A Nevada woman alleges somebody stole her mail-in ballot and voted in her name. She’s part of a federal lawsuit by the Trump campaign demanding the state to stop counting illegal votes.
“I went to vote and was told I already voted,” Jill Stoake said during a Nov. 5 Trump campaign press briefing. “I pursued the matter and in years past I always voted in person. This time, they mailed out the ballot and somebody took my ballot. They also took the ballot of my roommate.”
Nevada decided to mail ballots to all registered voters this year, a move that has led to problems.
Before the primaries in Clark County, Nevada, which covers the Las Vegas metro area, more than 223,000 mail ballots bounced due to old or wrong addresses, according to the Public Interest Legal Foundation (PILF), which tallied the data.
PILF, a right-leaning election watchdog, also found that some Nevada voters registered at commercial addresses, which the state doesn’t allow. When a PILF investigator visited some of the addresses, he found no sign of the voters actually living there. One address was an empty lot.
Voter rolls are notoriously messy. One of the most common problems is that people fail to update their registrations when they move. At least some states have mechanisms to update the addresses, but there’s a lag. If the voter moved to another state, the process to drop them from the origin state’s rolls could take years. The same applies for deceased voters, who sometimes stay on the rolls well past their passing.

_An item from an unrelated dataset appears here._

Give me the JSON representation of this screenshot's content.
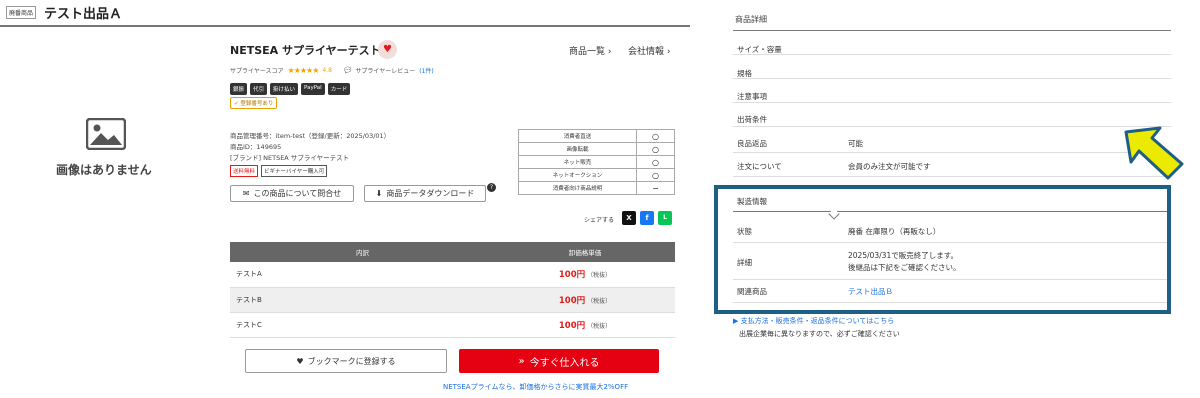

The Trump campaign is alleging that votes were cast for both the deceased and non-residents in Nevada and that the campaign wasn’t allowed to inspect the ballot verification.
“We were told that signatures would save us from all fraud. But to date, we still have not been able to observe these signatures or meaningfully challenge a single mail-in ballot out of hundreds of thousands of casts. We firmly believe that there are many voters in this group of mail-in people that are not proper voters,” said Adam Laxalt, former Nevada Attorney General and co-chairman of Trump’s campaign in Nevada, during the briefing.
He said the campaign believes some dead peoples’ votes were counted as well as those of thousands of people who moved out of the county during the CCP virus pandemic and thus weren’t eligible to vote there.
The participants didn’t take press questions during the hearing and instead told reporters to direct their questions to Clark County.
The Clark County Election Department didn’t immediately respond to a request for comment.
The Trump campaign is filing lawsuits and alleging election irregularities in multiple states where the current counts indicate Trump is behind by a tight margin.